We haven't found any reviews in the usual places.
Other editions - View all
according afterwards ages ancient antiquity appears arts Asia astronomy authors believe body Britain Cæsar called Caspian cause Celtic Celts century character Chinese Christ common consequently considerable considered continued death derived discovered distinct Divinity early earth east Egypt Egyptians empire established eternal Europe existence fact fire four future Gauls Germans give given Goths Greece Greeks hand hence Hindoos human hundred idea ignorance India inhabitants instance Italy king knowledge known language laws learned least less letters light lived looked mankind manner matter mind mountains nations nature never northern observations opinion original passed period Persians philosophers possessed present principles probable proof province race reason received regions religion Romans Rome says Scythians sense soul speak supposed Tartars thing thousand tion traced tribes truth universal various whole writers

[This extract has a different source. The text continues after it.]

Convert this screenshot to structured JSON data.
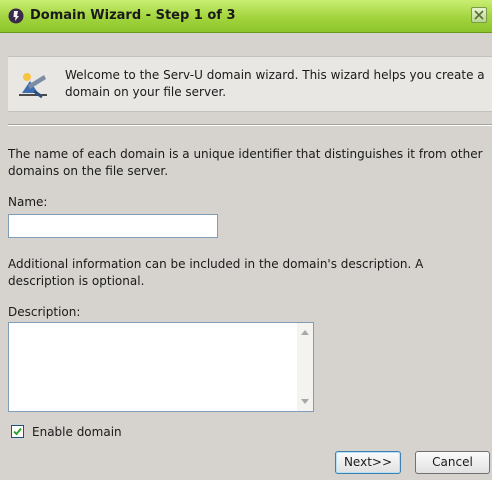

Page 45 - For I know that my redeemer liveth, and that he shall stand at the latter day upon the earth: And though after my skin worms destroy this body, yet in my flesh shall I see God: Whom I shall see for myself, and mine eyes shall behold, and not another ; though my reins be consumed within me.

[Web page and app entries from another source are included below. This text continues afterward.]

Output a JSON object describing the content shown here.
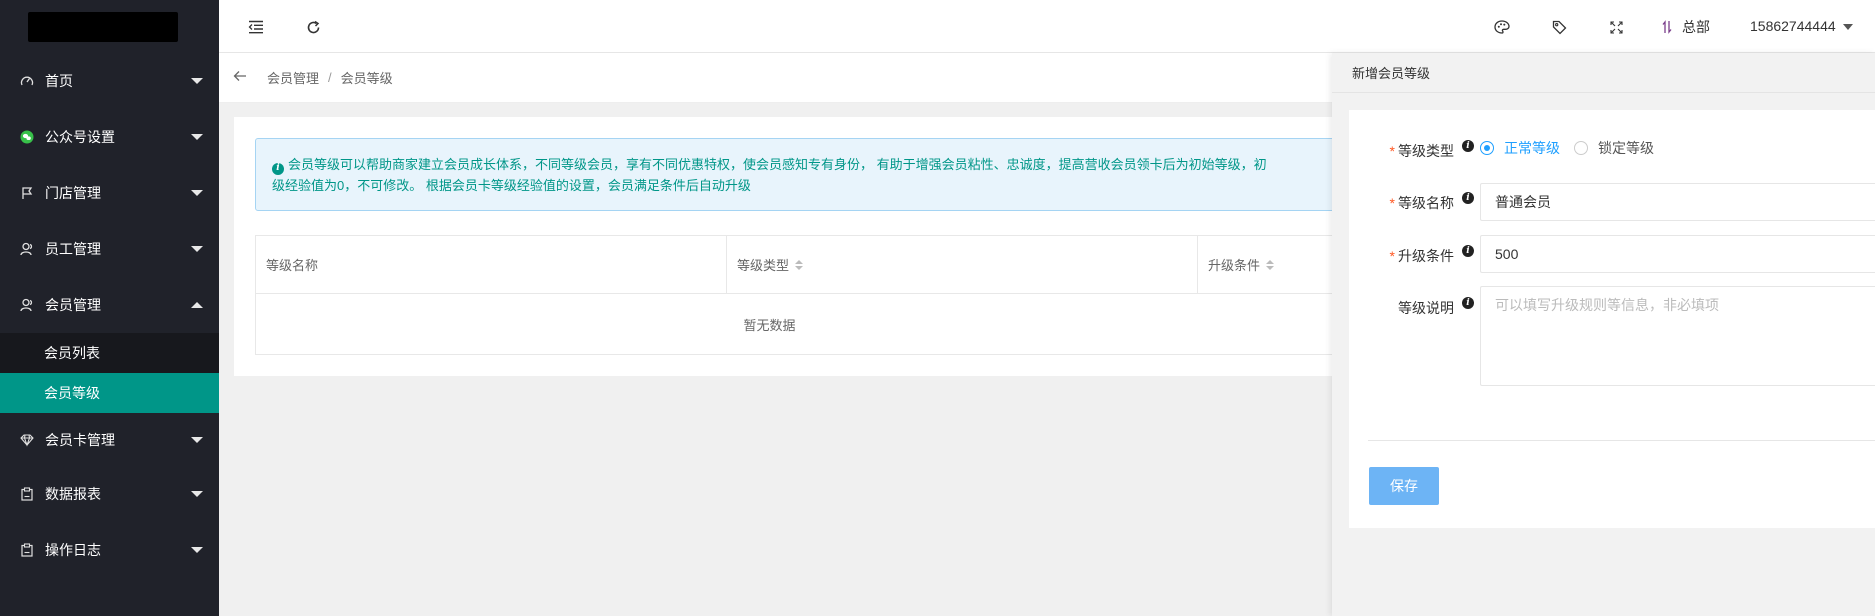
{
  "sidebar": {
    "items": [
      {
        "label": "首页",
        "icon": "dashboard-icon"
      },
      {
        "label": "公众号设置",
        "icon": "wechat-icon"
      },
      {
        "label": "门店管理",
        "icon": "flag-icon"
      },
      {
        "label": "员工管理",
        "icon": "user-icon"
      },
      {
        "label": "会员管理",
        "icon": "user-icon"
      },
      {
        "label": "会员卡管理",
        "icon": "diamond-icon"
      },
      {
        "label": "数据报表",
        "icon": "clipboard-icon"
      },
      {
        "label": "操作日志",
        "icon": "clipboard-icon"
      }
    ],
    "member_sub": [
      {
        "label": "会员列表"
      },
      {
        "label": "会员等级"
      }
    ],
    "active_color": "#009688"
  },
  "header": {
    "store": "总部",
    "phone": "15862744444"
  },
  "breadcrumb": {
    "parent": "会员管理",
    "separator": "/",
    "current": "会员等级"
  },
  "tip": {
    "line1": "会员等级可以帮助商家建立会员成长体系，不同等级会员，享有不同优惠特权，使会员感知专有身份， 有助于增强会员粘性、忠诚度，提高营收会员领卡后为初始等级，初",
    "line2": "级经验值为0，不可修改。 根据会员卡等级经验值的设置，会员满足条件后自动升级"
  },
  "table": {
    "columns": [
      "等级名称",
      "等级类型",
      "升级条件"
    ],
    "empty_text": "暂无数据"
  },
  "drawer": {
    "title": "新增会员等级",
    "type_label": "等级类型",
    "type_options": [
      "正常等级",
      "锁定等级"
    ],
    "type_selected": "正常等级",
    "name_label": "等级名称",
    "name_value": "普通会员",
    "cond_label": "升级条件",
    "cond_value": "500",
    "desc_label": "等级说明",
    "desc_placeholder": "可以填写升级规则等信息，非必填项",
    "save_label": "保存"
  }
}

Page 241 - Let us only, if you please, to take leave of this subject, reflect, upon this occasion, on the vanity and transient glory of all this habitable world ; how, by the force of one element breaking loose upon the rest, all the varieties of nature, all the works of art, all the labours of men, are reduced to nothing; all that we admired and adored before, as great...

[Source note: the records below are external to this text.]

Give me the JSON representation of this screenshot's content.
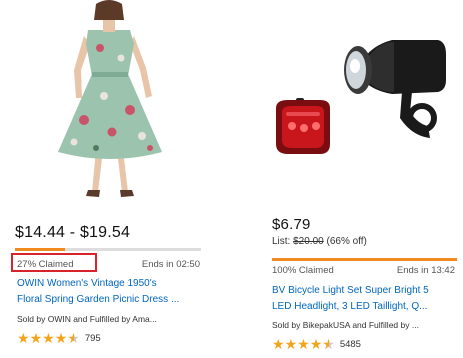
{
  "deals": [
    {
      "image_alt": "sleeveless mint green floral dress",
      "price": "$14.44 - $19.54",
      "claimed_pct": 27,
      "claimed_text": "27% Claimed",
      "ends_text": "Ends in 02:50",
      "title_line1": "OWIN Women's Vintage 1950's",
      "title_line2": "Floral Spring Garden Picnic Dress ...",
      "sold_by": "Sold by OWIN and Fulfilled by Ama...",
      "rating": 4.5,
      "reviews": "795"
    },
    {
      "image_alt": "black bicycle headlight and red taillight",
      "price": "$6.79",
      "list_label": "List: ",
      "list_price": "$20.00",
      "list_savings": " (66% off)",
      "claimed_pct": 100,
      "claimed_text": "100% Claimed",
      "ends_text": "Ends in 13:42",
      "title_line1": "BV Bicycle Light Set Super Bright 5",
      "title_line2": "LED Headlight, 3 LED Taillight, Q...",
      "sold_by": "Sold by BikepakUSA and Fulfilled by ...",
      "rating": 4.5,
      "reviews": "5485"
    }
  ],
  "colors": {
    "link": "#0066c0",
    "progress": "#f0891f",
    "star": "#f4a41c",
    "highlight": "#d9232a"
  },
  "icons": [
    "star-icon"
  ]
}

Page 28 - For that which befalleth the sons of men befalleth beasts ; even one thing befalleth them : as the one dieth, so dieth the other; yea, they have all one breath ; so that a man hath no pre-eminence above a beast : for all is vanity. All go unto one place ; all are of the dust, and all turn to dust again.
Page 292 - Let the motive be in the deed, and not in the event. Be not one whose motive for action is the hope of reward. Let not thy life be spent in inaction.
Page 30 - Earth in the following manner : ' For what is this life but a circulation of little mean actions? We lie down and rise again, dress and undress, feed and wax hungry, work or play, and are weary, and then we lie down again, and the circle returns. We spend the day in trifles, and when the night comes we throw ourselves into the bed of folly, amongst dreams, and broken thoughts, and wild imaginations. Our reason lies asleep by us, and we are for the time as arrant brutes as those that sleep in the...
Page 241 - Here stood the Alps, a prodigious range of stone, the load of the earth, that covered many countries, and reached their arms from the ocean to the Black Sea ; this huge mass of stone is softened and dissolved, as a tender cloud, into rain. Here stood the African mountains, and Atlas with his top above the clouds.
Page 292 - have abandoned all thought of the fruit which " is produced from their actions, are freed from " the chains of birth, and go to the regions of
Page 402 - O Oscar ! bend the strong in amt : but spare the feeble hand. Be thou a stream of many tides against the foes of thy people ; but like the gale that moves the grass, to those who ask thine aid. So Trenmor lived ; such Trathal was ; and such has Fingal been. My arm was the support of the injured ; the weak rested behind the lightning of my steel.
Page 24 - For it is ridiculous to attempt to prove the truth of those perceptions, whose truth we can no otherwise prove, than by other perceptions of exactly the same kind with them, and which there is just the same ground to suspect ; or to attempt to prove the truth of our faculties, which can no otherwise be proved, than by the use or means of those very suspected faculties themselves.
Page 224 - Fasts, mortifications, and penances, all rigid, and many of them excruciating to an extreme degree, were the means employed to appease the wrath of their gods, and the Mexicans never approached their altars without sprinkling them with blood drawn from their own bodies.